→ **Source data**

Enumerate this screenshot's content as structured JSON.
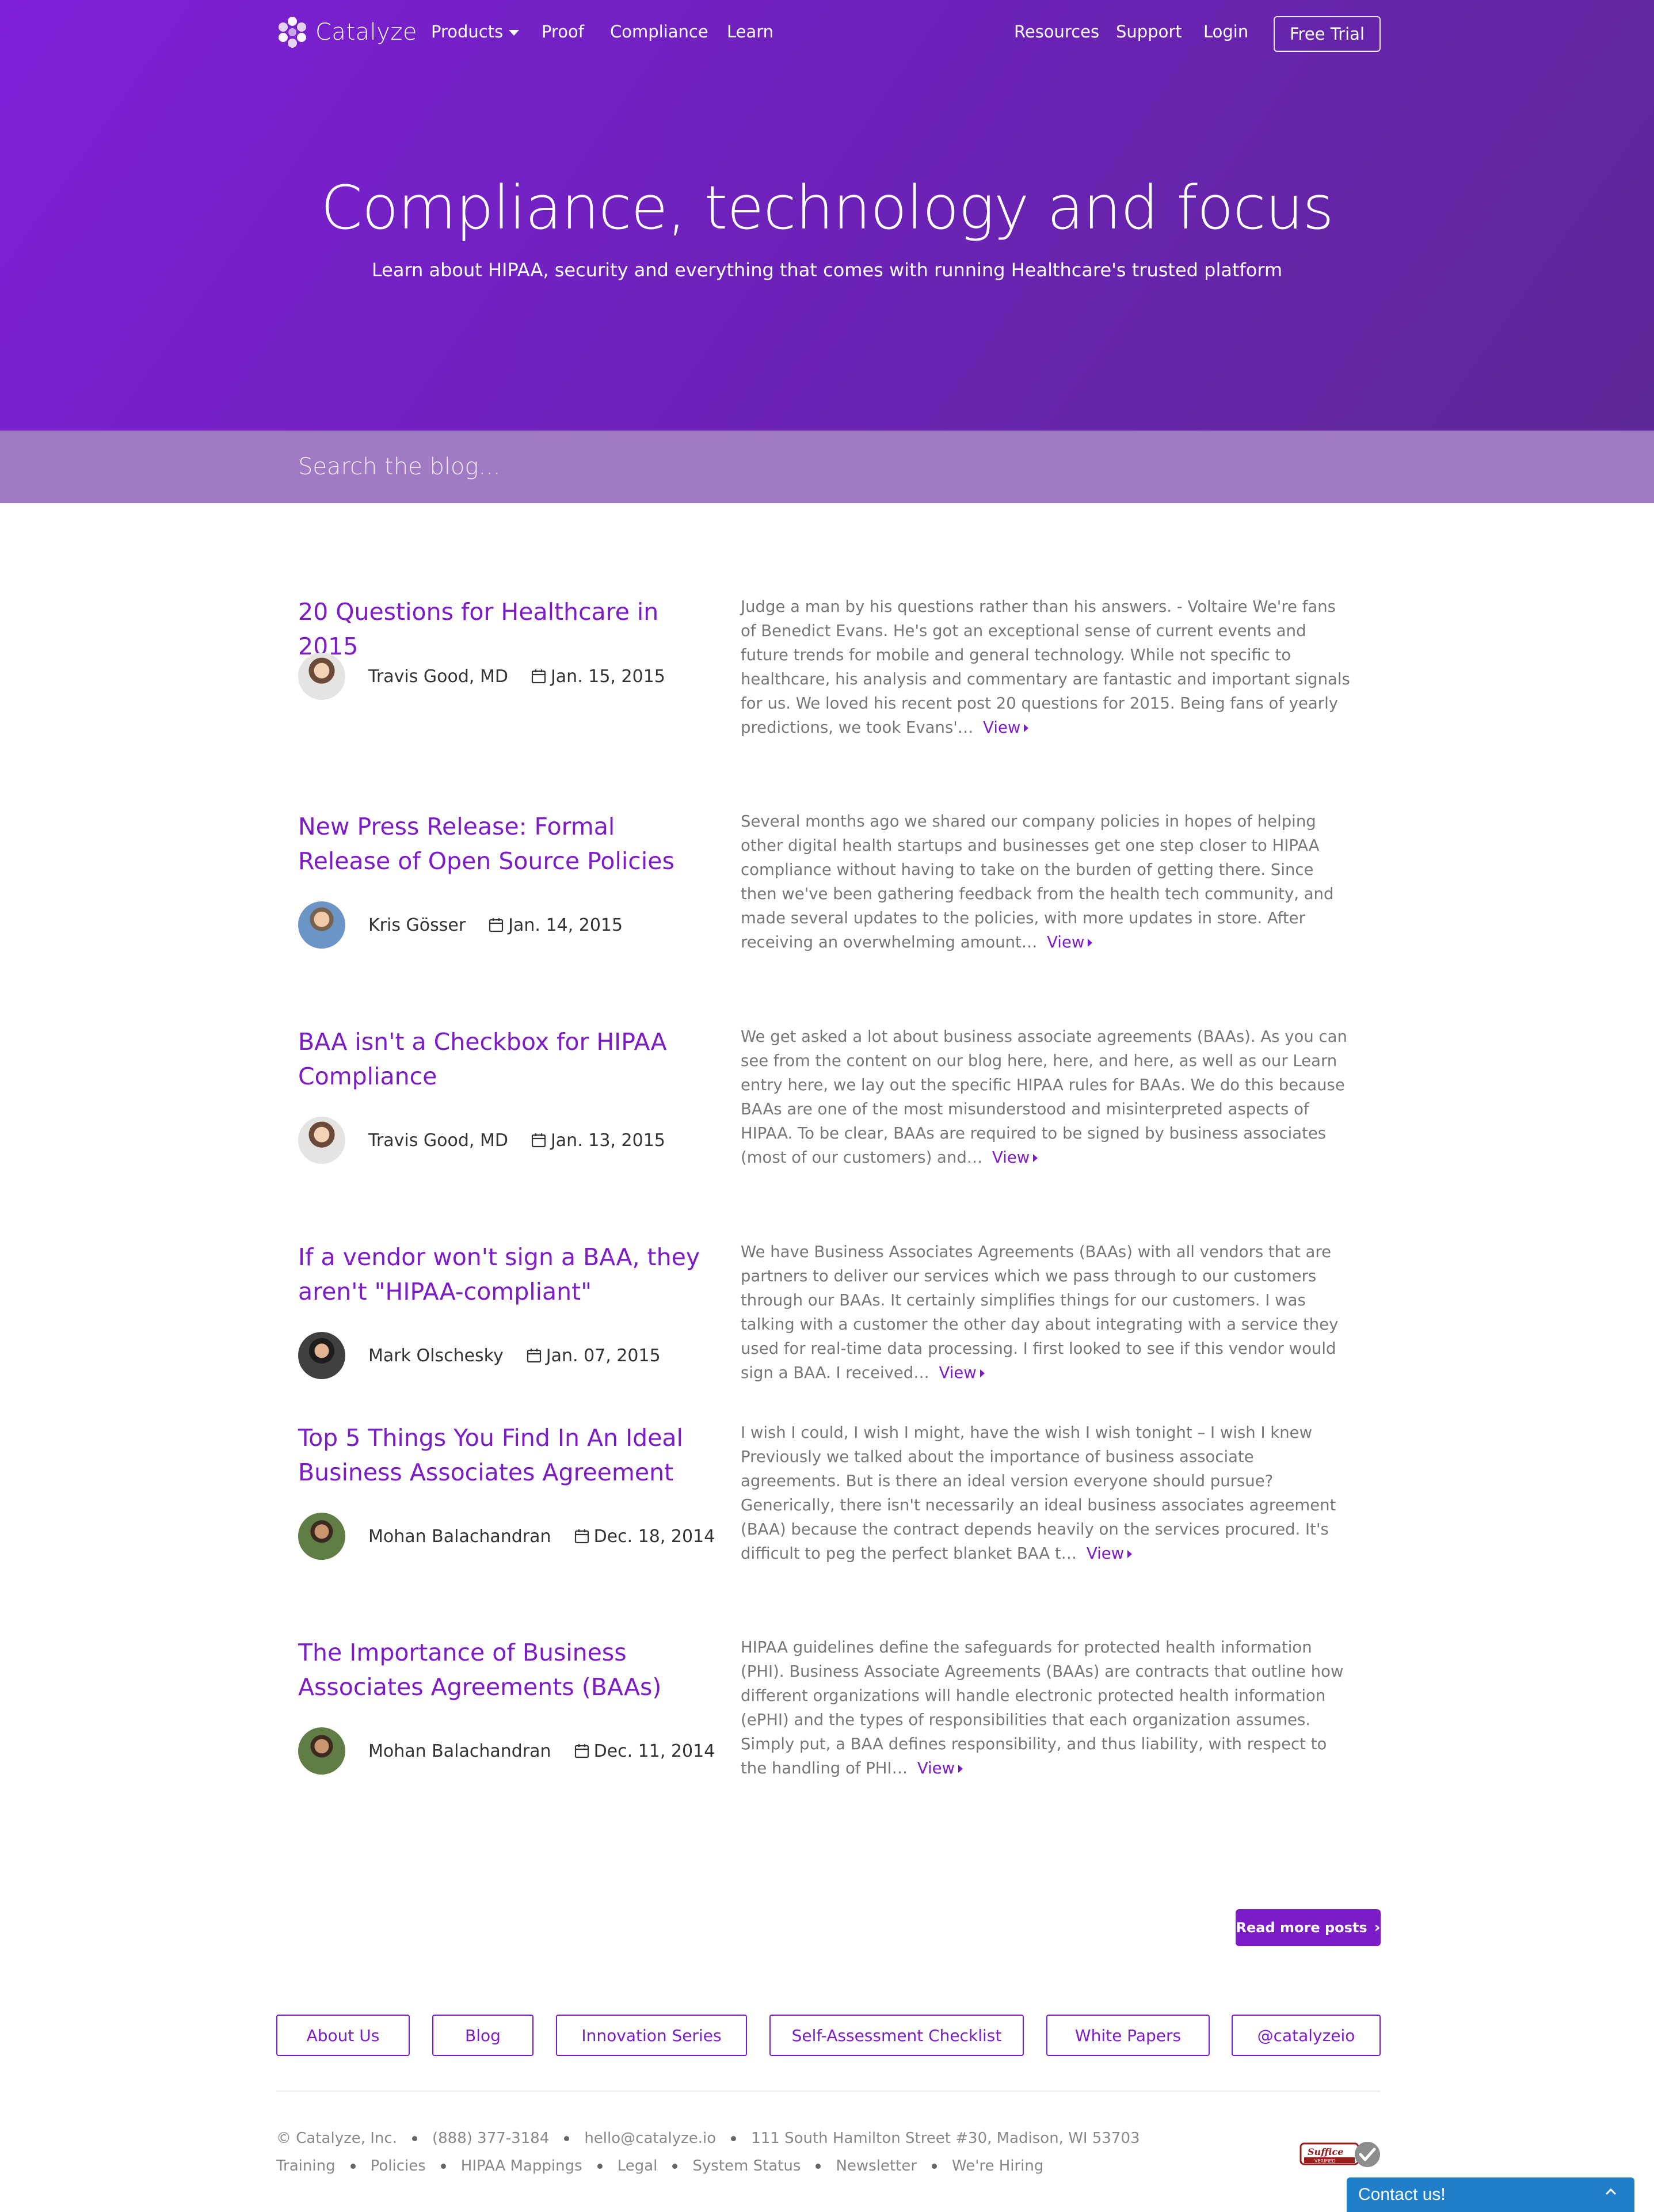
{
  "nav": {
    "logo_text": "Catalyze",
    "links": [
      "Products",
      "Proof",
      "Compliance",
      "Learn"
    ],
    "right_links": [
      "Resources",
      "Support",
      "Login"
    ],
    "cta": "Free Trial"
  },
  "hero": {
    "title": "Compliance, technology and focus",
    "subtitle": "Learn about HIPAA, security and everything that comes with running Healthcare's trusted platform"
  },
  "search": {
    "placeholder": "Search the blog..."
  },
  "posts": [
    {
      "title": "20 Questions for Healthcare in 2015",
      "author": "Travis Good, MD",
      "date": "Jan. 15, 2015",
      "excerpt": "Judge a man by his questions rather than his answers. - Voltaire We're fans of Benedict Evans. He's got an exceptional sense of current events and future trends for mobile and general technology. While not specific to healthcare, his analysis and commentary are fantastic and important signals for us. We loved his recent post 20 questions for 2015. Being fans of yearly predictions, we took Evans'…",
      "view": "View"
    },
    {
      "title": "New Press Release: Formal Release of Open Source Policies",
      "author": "Kris Gösser",
      "date": "Jan. 14, 2015",
      "excerpt": "Several months ago we shared our company policies in hopes of helping other digital health startups and businesses get one step closer to HIPAA compliance without having to take on the burden of getting there. Since then we've been gathering feedback from the health tech community, and made several updates to the policies, with more updates in store. After receiving an overwhelming amount…",
      "view": "View"
    },
    {
      "title": "BAA isn't a Checkbox for HIPAA Compliance",
      "author": "Travis Good, MD",
      "date": "Jan. 13, 2015",
      "excerpt": "We get asked a lot about business associate agreements (BAAs). As you can see from the content on our blog here, here, and here, as well as our Learn entry here, we lay out the specific HIPAA rules for BAAs. We do this because BAAs are one of the most misunderstood and misinterpreted aspects of HIPAA. To be clear, BAAs are required to be signed by business associates (most of our customers) and…",
      "view": "View"
    },
    {
      "title": "If a vendor won't sign a BAA, they aren't \"HIPAA-compliant\"",
      "author": "Mark Olschesky",
      "date": "Jan. 07, 2015",
      "excerpt": "We have Business Associates Agreements (BAAs) with all vendors that are partners to deliver our services which we pass through to our customers through our BAAs. It certainly simplifies things for our customers. I was talking with a customer the other day about integrating with a service they used for real-time data processing. I first looked to see if this vendor would sign a BAA. I received…",
      "view": "View"
    },
    {
      "title": "Top 5 Things You Find In An Ideal Business Associates Agreement",
      "author": "Mohan Balachandran",
      "date": "Dec. 18, 2014",
      "excerpt": "I wish I could, I wish I might, have the wish I wish tonight – I wish I knew Previously we talked about the importance of business associate agreements. But is there an ideal version everyone should pursue? Generically, there isn't necessarily an ideal business associates agreement (BAA) because the contract depends heavily on the services procured. It's difficult to peg the perfect blanket BAA t…",
      "view": "View"
    },
    {
      "title": "The Importance of Business Associates Agreements (BAAs)",
      "author": "Mohan Balachandran",
      "date": "Dec. 11, 2014",
      "excerpt": "HIPAA guidelines define the safeguards for protected health information (PHI). Business Associate Agreements (BAAs) are contracts that outline how different organizations will handle electronic protected health information (ePHI) and the types of responsibilities that each organization assumes. Simply put, a BAA defines responsibility, and thus liability, with respect to the handling of PHI…",
      "view": "View"
    }
  ],
  "read_more": "Read more posts",
  "footer": {
    "buttons": [
      "About Us",
      "Blog",
      "Innovation Series",
      "Self-Assessment Checklist",
      "White Papers",
      "@catalyzeio"
    ],
    "company": "© Catalyze, Inc.",
    "phone": "(888) 377-3184",
    "email": "hello@catalyze.io",
    "address": "111 South Hamilton Street #30, Madison, WI 53703",
    "links": [
      "Training",
      "Policies",
      "HIPAA Mappings",
      "Legal",
      "System Status",
      "Newsletter",
      "We're Hiring"
    ],
    "seal_text": "Suffice VERIFIED"
  },
  "contact_widget": {
    "label": "Contact us!"
  },
  "colors": {
    "brand_purple": "#7d1bc9",
    "hero_start": "#7e1fd8",
    "hero_end": "#5e2796",
    "search_bar": "#a07bc3",
    "contact_blue": "#1f7fc8"
  }
}
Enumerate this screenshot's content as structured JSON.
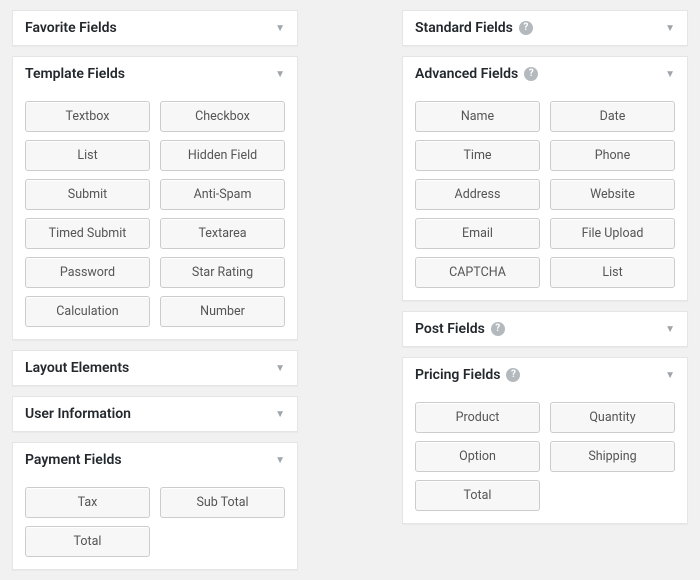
{
  "left_panels": [
    {
      "id": "favorite",
      "title": "Favorite Fields",
      "help": false,
      "expanded": false,
      "items": []
    },
    {
      "id": "template",
      "title": "Template Fields",
      "help": false,
      "expanded": true,
      "items": [
        "Textbox",
        "Checkbox",
        "List",
        "Hidden Field",
        "Submit",
        "Anti-Spam",
        "Timed Submit",
        "Textarea",
        "Password",
        "Star Rating",
        "Calculation",
        "Number"
      ]
    },
    {
      "id": "layout",
      "title": "Layout Elements",
      "help": false,
      "expanded": false,
      "items": []
    },
    {
      "id": "userinfo",
      "title": "User Information",
      "help": false,
      "expanded": false,
      "items": []
    },
    {
      "id": "payment",
      "title": "Payment Fields",
      "help": false,
      "expanded": true,
      "items": [
        "Tax",
        "Sub Total",
        "Total"
      ]
    }
  ],
  "right_panels": [
    {
      "id": "standard",
      "title": "Standard Fields",
      "help": true,
      "expanded": false,
      "items": []
    },
    {
      "id": "advanced",
      "title": "Advanced Fields",
      "help": true,
      "expanded": true,
      "items": [
        "Name",
        "Date",
        "Time",
        "Phone",
        "Address",
        "Website",
        "Email",
        "File Upload",
        "CAPTCHA",
        "List"
      ]
    },
    {
      "id": "post",
      "title": "Post Fields",
      "help": true,
      "expanded": false,
      "items": []
    },
    {
      "id": "pricing",
      "title": "Pricing Fields",
      "help": true,
      "expanded": true,
      "items": [
        "Product",
        "Quantity",
        "Option",
        "Shipping",
        "Total"
      ]
    }
  ],
  "glyphs": {
    "help": "?",
    "toggle": "▼"
  }
}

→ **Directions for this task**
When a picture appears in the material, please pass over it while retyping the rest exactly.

→ **Output of the exercise**
Enumerate this screenshot's content as structured JSON.
{
  "nav": {
    "logo_text": "Catalyze",
    "links": [
      "Products",
      "Proof",
      "Compliance",
      "Learn"
    ],
    "right_links": [
      "Resources",
      "Support",
      "Login"
    ],
    "cta": "Free Trial"
  },
  "hero": {
    "title": "Compliance, technology and focus",
    "subtitle": "Learn about HIPAA, security and everything that comes with running Healthcare's trusted platform"
  },
  "search": {
    "placeholder": "Search the blog..."
  },
  "posts": [
    {
      "title": "20 Questions for Healthcare in 2015",
      "author": "Travis Good, MD",
      "date": "Jan. 15, 2015",
      "excerpt": "Judge a man by his questions rather than his answers. - Voltaire We're fans of Benedict Evans. He's got an exceptional sense of current events and future trends for mobile and general technology. While not specific to healthcare, his analysis and commentary are fantastic and important signals for us. We loved his recent post 20 questions for 2015. Being fans of yearly predictions, we took Evans'…",
      "view": "View"
    },
    {
      "title": "New Press Release: Formal Release of Open Source Policies",
      "author": "Kris Gösser",
      "date": "Jan. 14, 2015",
      "excerpt": "Several months ago we shared our company policies in hopes of helping other digital health startups and businesses get one step closer to HIPAA compliance without having to take on the burden of getting there. Since then we've been gathering feedback from the health tech community, and made several updates to the policies, with more updates in store. After receiving an overwhelming amount…",
      "view": "View"
    },
    {
      "title": "BAA isn't a Checkbox for HIPAA Compliance",
      "author": "Travis Good, MD",
      "date": "Jan. 13, 2015",
      "excerpt": "We get asked a lot about business associate agreements (BAAs). As you can see from the content on our blog here, here, and here, as well as our Learn entry here, we lay out the specific HIPAA rules for BAAs. We do this because BAAs are one of the most misunderstood and misinterpreted aspects of HIPAA. To be clear, BAAs are required to be signed by business associates (most of our customers) and…",
      "view": "View"
    },
    {
      "title": "If a vendor won't sign a BAA, they aren't \"HIPAA-compliant\"",
      "author": "Mark Olschesky",
      "date": "Jan. 07, 2015",
      "excerpt": "We have Business Associates Agreements (BAAs) with all vendors that are partners to deliver our services which we pass through to our customers through our BAAs. It certainly simplifies things for our customers. I was talking with a customer the other day about integrating with a service they used for real-time data processing. I first looked to see if this vendor would sign a BAA. I received…",
      "view": "View"
    },
    {
      "title": "Top 5 Things You Find In An Ideal Business Associates Agreement",
      "author": "Mohan Balachandran",
      "date": "Dec. 18, 2014",
      "excerpt": "I wish I could, I wish I might, have the wish I wish tonight – I wish I knew Previously we talked about the importance of business associate agreements. But is there an ideal version everyone should pursue? Generically, there isn't necessarily an ideal business associates agreement (BAA) because the contract depends heavily on the services procured. It's difficult to peg the perfect blanket BAA t…",
      "view": "View"
    },
    {
      "title": "The Importance of Business Associates Agreements (BAAs)",
      "author": "Mohan Balachandran",
      "date": "Dec. 11, 2014",
      "excerpt": "HIPAA guidelines define the safeguards for protected health information (PHI). Business Associate Agreements (BAAs) are contracts that outline how different organizations will handle electronic protected health information (ePHI) and the types of responsibilities that each organization assumes. Simply put, a BAA defines responsibility, and thus liability, with respect to the handling of PHI…",
      "view": "View"
    }
  ],
  "read_more": "Read more posts",
  "footer": {
    "buttons": [
      "About Us",
      "Blog",
      "Innovation Series",
      "Self-Assessment Checklist",
      "White Papers",
      "@catalyzeio"
    ],
    "company": "© Catalyze, Inc.",
    "phone": "(888) 377-3184",
    "email": "hello@catalyze.io",
    "address": "111 South Hamilton Street #30, Madison, WI 53703",
    "links": [
      "Training",
      "Policies",
      "HIPAA Mappings",
      "Legal",
      "System Status",
      "Newsletter",
      "We're Hiring"
    ],
    "seal_text": "Suffice VERIFIED"
  },
  "contact_widget": {
    "label": "Contact us!"
  },
  "colors": {
    "brand_purple": "#7d1bc9",
    "hero_start": "#7e1fd8",
    "hero_end": "#5e2796",
    "search_bar": "#a07bc3",
    "contact_blue": "#1f7fc8"
  }
}
Enumerate this screenshot's content as structured JSON.
{
  "left_panels": [
    {
      "id": "favorite",
      "title": "Favorite Fields",
      "help": false,
      "expanded": false,
      "items": []
    },
    {
      "id": "template",
      "title": "Template Fields",
      "help": false,
      "expanded": true,
      "items": [
        "Textbox",
        "Checkbox",
        "List",
        "Hidden Field",
        "Submit",
        "Anti-Spam",
        "Timed Submit",
        "Textarea",
        "Password",
        "Star Rating",
        "Calculation",
        "Number"
      ]
    },
    {
      "id": "layout",
      "title": "Layout Elements",
      "help": false,
      "expanded": false,
      "items": []
    },
    {
      "id": "userinfo",
      "title": "User Information",
      "help": false,
      "expanded": false,
      "items": []
    },
    {
      "id": "payment",
      "title": "Payment Fields",
      "help": false,
      "expanded": true,
      "items": [
        "Tax",
        "Sub Total",
        "Total"
      ]
    }
  ],
  "right_panels": [
    {
      "id": "standard",
      "title": "Standard Fields",
      "help": true,
      "expanded": false,
      "items": []
    },
    {
      "id": "advanced",
      "title": "Advanced Fields",
      "help": true,
      "expanded": true,
      "items": [
        "Name",
        "Date",
        "Time",
        "Phone",
        "Address",
        "Website",
        "Email",
        "File Upload",
        "CAPTCHA",
        "List"
      ]
    },
    {
      "id": "post",
      "title": "Post Fields",
      "help": true,
      "expanded": false,
      "items": []
    },
    {
      "id": "pricing",
      "title": "Pricing Fields",
      "help": true,
      "expanded": true,
      "items": [
        "Product",
        "Quantity",
        "Option",
        "Shipping",
        "Total"
      ]
    }
  ],
  "glyphs": {
    "help": "?",
    "toggle": "▼"
  }
}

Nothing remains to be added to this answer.